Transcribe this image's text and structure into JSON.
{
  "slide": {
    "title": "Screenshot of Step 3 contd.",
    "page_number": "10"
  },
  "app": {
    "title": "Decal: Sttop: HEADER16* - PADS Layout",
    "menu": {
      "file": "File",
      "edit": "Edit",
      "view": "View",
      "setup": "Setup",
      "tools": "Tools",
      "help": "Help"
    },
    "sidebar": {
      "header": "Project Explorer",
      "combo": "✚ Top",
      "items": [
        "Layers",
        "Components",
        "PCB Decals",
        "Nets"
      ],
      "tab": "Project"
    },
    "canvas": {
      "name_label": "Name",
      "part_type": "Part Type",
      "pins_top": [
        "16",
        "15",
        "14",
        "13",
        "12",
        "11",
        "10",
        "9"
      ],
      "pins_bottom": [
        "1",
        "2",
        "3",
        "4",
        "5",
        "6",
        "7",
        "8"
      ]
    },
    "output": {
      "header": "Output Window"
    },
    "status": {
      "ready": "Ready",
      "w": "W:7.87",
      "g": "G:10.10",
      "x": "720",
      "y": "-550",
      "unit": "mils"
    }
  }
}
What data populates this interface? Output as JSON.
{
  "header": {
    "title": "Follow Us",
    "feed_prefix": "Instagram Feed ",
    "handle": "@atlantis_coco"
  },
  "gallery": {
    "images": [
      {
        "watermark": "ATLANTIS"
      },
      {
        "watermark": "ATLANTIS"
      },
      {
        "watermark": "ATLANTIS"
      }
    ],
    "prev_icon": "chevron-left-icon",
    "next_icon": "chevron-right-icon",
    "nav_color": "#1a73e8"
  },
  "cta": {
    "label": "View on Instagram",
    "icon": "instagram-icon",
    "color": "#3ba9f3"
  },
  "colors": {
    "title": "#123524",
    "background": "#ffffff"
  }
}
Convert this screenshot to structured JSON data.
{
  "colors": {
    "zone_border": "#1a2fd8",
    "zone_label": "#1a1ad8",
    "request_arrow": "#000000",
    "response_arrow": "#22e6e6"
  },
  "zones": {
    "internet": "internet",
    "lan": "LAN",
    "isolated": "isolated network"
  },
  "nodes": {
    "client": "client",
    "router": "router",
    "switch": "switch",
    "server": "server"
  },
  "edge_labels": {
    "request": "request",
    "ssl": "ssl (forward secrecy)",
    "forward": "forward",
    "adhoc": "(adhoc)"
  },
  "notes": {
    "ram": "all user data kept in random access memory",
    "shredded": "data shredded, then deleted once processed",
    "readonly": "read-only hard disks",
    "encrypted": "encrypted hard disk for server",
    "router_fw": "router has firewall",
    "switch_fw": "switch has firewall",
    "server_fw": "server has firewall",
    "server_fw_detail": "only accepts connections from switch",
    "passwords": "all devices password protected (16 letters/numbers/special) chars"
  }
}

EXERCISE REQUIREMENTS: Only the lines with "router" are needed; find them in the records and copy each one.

EXERCISE RESPONSE:
    "router": "router",
    "router_fw": "router has firewall",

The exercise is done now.